? Who drinks wine? The Wine Market Council has updated some of its numbers, and the results are intriguing. If you’re a high-frequency wine drinker (you drink wine at least once a week), you’re more likely to be married than if you drink wine less than once a week, the occasional wine drinker. High frequency wine drinkers are older, 51-44, than occasionals, but it’s not like either of them is young. The latter makes perfect sense given the wine business’ inability to understand it should try to sell wine to people other than old white guys. Note to advertisers: the blog’s demographics skew younger than that, no doubt because I write about wine that younger people can afford.

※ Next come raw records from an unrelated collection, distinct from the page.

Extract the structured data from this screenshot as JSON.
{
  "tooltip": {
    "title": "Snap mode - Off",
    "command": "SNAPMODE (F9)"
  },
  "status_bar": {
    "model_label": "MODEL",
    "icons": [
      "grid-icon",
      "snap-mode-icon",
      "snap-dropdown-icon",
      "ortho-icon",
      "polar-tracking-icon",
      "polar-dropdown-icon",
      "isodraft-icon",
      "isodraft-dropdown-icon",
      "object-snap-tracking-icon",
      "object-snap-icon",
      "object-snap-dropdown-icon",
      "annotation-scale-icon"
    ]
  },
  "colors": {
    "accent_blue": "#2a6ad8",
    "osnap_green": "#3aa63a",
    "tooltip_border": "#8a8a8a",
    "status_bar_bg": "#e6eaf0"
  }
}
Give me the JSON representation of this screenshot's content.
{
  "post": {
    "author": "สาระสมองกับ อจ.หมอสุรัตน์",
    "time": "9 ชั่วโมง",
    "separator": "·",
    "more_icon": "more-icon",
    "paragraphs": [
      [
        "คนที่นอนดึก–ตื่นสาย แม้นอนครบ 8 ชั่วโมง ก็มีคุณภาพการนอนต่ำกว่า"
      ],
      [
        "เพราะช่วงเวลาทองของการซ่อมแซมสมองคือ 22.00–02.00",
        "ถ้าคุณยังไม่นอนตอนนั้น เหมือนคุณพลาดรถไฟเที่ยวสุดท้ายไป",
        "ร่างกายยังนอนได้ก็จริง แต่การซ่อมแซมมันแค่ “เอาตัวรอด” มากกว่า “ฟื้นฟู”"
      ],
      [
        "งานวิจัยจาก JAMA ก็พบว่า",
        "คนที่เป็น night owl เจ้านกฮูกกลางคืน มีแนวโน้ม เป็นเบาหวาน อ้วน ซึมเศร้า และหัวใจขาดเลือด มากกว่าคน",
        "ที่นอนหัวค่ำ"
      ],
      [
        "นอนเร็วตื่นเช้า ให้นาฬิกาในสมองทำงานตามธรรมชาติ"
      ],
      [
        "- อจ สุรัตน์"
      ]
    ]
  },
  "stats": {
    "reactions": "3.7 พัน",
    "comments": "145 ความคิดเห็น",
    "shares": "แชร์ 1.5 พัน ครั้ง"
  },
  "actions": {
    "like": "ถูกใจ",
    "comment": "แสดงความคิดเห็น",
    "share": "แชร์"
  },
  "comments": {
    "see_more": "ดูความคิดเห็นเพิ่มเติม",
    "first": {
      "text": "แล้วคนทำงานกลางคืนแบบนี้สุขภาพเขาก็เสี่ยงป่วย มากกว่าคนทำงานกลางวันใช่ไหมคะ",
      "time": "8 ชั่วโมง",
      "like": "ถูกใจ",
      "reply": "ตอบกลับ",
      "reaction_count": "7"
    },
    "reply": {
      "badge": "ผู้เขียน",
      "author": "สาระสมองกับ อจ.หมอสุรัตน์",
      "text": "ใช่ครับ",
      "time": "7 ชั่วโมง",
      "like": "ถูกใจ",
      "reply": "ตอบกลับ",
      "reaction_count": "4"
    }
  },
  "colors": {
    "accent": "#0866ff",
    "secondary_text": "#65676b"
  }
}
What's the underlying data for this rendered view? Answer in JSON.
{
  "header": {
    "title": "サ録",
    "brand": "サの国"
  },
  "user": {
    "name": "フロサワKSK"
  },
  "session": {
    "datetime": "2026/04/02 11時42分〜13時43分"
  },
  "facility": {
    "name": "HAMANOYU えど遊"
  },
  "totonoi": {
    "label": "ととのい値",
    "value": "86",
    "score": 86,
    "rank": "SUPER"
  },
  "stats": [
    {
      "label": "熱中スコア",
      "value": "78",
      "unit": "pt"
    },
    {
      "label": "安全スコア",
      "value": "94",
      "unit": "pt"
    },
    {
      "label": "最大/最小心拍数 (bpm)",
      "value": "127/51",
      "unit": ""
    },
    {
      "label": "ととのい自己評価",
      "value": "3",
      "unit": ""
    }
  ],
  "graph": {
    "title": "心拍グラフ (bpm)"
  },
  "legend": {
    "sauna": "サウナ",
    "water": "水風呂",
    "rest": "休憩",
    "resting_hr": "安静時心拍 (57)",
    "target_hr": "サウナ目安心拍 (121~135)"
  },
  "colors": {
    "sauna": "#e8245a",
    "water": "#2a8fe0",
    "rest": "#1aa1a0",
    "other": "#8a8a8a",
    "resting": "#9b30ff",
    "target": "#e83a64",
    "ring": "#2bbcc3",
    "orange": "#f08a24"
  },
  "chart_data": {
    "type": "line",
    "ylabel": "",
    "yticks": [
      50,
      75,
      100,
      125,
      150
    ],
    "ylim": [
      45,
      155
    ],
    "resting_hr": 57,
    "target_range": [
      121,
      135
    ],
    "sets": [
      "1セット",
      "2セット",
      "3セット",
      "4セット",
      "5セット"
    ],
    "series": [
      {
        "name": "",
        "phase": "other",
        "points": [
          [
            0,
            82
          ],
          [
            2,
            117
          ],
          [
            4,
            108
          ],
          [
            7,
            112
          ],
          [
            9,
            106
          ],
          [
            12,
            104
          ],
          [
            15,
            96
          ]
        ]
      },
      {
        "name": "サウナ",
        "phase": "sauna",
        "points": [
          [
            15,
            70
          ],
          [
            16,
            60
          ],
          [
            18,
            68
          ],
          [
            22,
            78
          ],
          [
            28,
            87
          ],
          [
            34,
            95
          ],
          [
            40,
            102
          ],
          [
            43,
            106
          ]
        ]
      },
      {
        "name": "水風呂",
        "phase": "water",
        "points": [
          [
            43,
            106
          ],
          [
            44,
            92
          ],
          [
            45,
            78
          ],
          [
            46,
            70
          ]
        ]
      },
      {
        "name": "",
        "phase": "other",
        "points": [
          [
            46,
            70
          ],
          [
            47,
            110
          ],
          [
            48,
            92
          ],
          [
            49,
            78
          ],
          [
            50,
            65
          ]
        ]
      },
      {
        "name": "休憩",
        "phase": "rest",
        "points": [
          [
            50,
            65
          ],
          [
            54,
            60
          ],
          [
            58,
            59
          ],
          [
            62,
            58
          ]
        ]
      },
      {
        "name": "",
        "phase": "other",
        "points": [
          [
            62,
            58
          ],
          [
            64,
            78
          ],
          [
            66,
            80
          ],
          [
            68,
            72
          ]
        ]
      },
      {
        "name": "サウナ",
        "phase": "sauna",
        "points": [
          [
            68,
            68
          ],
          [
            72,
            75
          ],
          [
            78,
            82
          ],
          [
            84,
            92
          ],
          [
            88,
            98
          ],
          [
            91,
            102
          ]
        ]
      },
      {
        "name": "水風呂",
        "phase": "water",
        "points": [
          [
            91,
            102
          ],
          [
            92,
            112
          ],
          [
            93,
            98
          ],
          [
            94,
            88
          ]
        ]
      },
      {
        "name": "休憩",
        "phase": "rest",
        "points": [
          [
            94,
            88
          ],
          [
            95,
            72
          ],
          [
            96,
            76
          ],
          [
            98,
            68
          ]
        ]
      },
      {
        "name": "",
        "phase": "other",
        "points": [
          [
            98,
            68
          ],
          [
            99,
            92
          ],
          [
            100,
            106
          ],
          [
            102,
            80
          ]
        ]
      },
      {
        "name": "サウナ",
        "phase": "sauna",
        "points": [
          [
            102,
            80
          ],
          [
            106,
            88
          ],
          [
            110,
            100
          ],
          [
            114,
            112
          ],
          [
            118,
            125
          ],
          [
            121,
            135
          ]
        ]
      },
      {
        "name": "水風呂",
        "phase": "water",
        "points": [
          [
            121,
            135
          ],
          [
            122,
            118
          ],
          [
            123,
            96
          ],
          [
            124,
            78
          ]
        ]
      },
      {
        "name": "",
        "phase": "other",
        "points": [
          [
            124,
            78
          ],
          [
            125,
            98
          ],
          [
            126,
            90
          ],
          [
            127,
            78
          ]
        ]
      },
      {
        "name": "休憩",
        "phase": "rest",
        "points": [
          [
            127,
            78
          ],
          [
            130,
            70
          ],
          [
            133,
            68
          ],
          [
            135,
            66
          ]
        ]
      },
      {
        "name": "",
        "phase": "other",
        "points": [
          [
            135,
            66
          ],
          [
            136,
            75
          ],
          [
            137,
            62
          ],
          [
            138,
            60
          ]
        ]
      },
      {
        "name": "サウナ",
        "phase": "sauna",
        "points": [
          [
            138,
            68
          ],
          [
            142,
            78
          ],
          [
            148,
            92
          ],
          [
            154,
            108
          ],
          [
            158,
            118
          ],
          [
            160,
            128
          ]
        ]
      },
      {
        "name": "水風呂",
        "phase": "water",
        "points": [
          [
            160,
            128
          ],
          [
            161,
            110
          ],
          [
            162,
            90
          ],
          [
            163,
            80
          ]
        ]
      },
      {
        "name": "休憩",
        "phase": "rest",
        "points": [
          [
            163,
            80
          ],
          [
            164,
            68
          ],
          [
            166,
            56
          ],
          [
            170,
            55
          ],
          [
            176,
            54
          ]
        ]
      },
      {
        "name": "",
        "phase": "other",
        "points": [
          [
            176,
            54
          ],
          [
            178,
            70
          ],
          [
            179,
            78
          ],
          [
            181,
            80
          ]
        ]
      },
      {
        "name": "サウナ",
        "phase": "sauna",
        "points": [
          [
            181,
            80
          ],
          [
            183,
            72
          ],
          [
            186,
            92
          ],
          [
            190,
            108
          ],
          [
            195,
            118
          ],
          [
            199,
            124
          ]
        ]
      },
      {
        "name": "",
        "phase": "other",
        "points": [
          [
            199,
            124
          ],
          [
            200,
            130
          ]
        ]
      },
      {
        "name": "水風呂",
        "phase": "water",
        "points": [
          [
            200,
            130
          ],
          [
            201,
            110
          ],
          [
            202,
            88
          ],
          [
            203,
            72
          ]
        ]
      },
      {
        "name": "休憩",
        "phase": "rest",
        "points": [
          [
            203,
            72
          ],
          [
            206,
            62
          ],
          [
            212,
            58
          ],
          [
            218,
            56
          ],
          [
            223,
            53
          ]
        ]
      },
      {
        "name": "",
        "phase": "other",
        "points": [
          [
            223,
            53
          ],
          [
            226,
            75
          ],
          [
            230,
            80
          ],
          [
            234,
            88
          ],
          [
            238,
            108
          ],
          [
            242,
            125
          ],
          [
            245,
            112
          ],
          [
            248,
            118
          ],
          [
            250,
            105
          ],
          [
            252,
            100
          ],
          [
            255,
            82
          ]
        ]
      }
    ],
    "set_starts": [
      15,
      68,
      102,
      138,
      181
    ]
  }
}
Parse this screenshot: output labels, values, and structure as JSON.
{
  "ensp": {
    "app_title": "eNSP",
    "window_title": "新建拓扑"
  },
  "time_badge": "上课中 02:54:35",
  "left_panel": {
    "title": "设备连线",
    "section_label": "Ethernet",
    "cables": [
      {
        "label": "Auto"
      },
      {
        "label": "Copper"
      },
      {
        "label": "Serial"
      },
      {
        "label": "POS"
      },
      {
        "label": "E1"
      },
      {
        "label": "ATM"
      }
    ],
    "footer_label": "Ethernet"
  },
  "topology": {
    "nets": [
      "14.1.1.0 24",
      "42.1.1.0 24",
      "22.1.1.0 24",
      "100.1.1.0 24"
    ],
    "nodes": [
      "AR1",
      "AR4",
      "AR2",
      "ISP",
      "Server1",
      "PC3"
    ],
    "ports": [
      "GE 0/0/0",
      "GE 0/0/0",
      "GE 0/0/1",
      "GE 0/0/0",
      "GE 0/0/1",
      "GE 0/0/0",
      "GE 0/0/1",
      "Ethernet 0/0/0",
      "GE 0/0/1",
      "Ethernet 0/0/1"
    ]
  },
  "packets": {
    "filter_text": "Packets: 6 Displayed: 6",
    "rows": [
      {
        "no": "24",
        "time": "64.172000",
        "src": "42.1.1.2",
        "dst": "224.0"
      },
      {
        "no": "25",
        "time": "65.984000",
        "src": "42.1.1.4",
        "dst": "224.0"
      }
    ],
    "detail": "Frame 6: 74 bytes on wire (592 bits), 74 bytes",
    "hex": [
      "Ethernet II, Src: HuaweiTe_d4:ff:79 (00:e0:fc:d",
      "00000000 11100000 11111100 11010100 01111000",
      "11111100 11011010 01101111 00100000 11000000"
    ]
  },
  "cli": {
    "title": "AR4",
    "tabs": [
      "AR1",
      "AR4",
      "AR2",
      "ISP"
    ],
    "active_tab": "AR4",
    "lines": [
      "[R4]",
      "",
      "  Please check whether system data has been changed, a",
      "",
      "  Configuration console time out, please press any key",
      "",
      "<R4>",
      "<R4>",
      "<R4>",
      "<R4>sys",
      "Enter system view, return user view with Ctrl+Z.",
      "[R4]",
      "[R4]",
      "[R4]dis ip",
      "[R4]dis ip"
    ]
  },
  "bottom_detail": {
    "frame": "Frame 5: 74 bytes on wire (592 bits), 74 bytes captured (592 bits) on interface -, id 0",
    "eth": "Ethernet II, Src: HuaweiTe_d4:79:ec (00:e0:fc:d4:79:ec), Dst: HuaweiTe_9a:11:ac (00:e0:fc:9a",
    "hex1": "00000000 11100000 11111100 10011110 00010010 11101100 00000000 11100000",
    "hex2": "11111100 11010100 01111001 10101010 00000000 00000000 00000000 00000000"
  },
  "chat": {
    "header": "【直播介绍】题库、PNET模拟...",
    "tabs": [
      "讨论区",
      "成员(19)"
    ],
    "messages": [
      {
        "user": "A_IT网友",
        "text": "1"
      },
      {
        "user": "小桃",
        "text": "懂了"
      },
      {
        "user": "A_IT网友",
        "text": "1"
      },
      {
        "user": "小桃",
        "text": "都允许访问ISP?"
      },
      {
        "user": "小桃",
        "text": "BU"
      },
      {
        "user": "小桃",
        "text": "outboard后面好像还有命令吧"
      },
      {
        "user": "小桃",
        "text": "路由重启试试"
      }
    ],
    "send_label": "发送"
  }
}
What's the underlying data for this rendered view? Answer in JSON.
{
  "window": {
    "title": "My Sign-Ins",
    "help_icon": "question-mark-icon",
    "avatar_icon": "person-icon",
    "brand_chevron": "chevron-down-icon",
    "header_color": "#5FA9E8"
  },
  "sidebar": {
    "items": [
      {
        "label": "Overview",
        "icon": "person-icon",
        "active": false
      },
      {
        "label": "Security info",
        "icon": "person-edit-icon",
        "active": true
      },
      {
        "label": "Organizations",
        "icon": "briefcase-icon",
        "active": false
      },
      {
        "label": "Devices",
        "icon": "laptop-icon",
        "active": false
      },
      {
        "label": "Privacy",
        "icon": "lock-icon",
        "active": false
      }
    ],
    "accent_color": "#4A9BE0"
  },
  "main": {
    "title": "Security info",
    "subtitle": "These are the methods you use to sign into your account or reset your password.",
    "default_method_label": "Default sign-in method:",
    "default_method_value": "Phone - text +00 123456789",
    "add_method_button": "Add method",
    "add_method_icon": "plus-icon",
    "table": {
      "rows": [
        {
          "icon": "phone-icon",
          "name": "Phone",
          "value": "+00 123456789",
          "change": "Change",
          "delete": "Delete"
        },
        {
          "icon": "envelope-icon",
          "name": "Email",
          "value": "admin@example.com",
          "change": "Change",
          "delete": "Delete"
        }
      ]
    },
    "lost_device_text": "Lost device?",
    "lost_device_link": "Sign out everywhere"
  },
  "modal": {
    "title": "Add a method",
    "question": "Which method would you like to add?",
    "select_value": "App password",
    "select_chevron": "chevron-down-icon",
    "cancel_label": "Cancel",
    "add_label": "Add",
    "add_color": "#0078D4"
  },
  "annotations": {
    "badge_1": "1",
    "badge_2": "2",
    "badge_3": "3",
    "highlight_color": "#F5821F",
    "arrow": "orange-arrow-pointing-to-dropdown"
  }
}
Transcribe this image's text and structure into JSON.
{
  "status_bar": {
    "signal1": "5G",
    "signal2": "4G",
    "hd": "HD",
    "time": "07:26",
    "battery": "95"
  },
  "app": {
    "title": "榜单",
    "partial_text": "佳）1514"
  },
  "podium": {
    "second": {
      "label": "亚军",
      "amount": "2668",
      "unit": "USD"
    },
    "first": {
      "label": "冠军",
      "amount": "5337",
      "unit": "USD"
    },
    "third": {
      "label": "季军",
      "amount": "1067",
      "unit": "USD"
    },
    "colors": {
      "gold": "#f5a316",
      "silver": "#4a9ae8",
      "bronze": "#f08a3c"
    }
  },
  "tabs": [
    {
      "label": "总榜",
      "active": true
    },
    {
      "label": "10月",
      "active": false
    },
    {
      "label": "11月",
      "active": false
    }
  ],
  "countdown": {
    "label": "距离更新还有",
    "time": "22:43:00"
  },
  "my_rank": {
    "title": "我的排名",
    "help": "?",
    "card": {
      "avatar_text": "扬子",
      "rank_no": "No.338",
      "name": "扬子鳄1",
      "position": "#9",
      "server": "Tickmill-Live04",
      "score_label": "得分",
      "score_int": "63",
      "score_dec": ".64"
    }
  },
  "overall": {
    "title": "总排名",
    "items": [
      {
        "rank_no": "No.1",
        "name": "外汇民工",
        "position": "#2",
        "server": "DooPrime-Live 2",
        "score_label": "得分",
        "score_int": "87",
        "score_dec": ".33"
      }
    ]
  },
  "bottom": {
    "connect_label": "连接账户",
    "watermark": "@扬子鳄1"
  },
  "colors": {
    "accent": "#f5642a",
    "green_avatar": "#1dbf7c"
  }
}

? Examine that spending: The British spend about 1 billion (about US$1.6 billion) more on illegal drugs and sex each year than they do on wine and beer, according to a just-released UK government study. That works out to about 260 (US$422) per adult. I don’t know whether that’s a lot of money for dope and whores, but I think the numbers are a little dicey. The average adult in the U.S. spends about $150 a year on wine (based on 242 million adults and $36.3 billion in wine sales, per the Wine Institute) and $413 on beer (based on $100 billion in beer sales, per the Brewers Association). That a country with a pub culture spends less per capita than we do on beer and wine is hard to believe, which makes me think the drugs and sex number should be higher. By comparison, I spend nothing on the latter and some US$2,500 (about 1,500) annually on wine, which doesn’t include other booze or restaurant wine purchases. I’ll let you draw your own conclusions about that.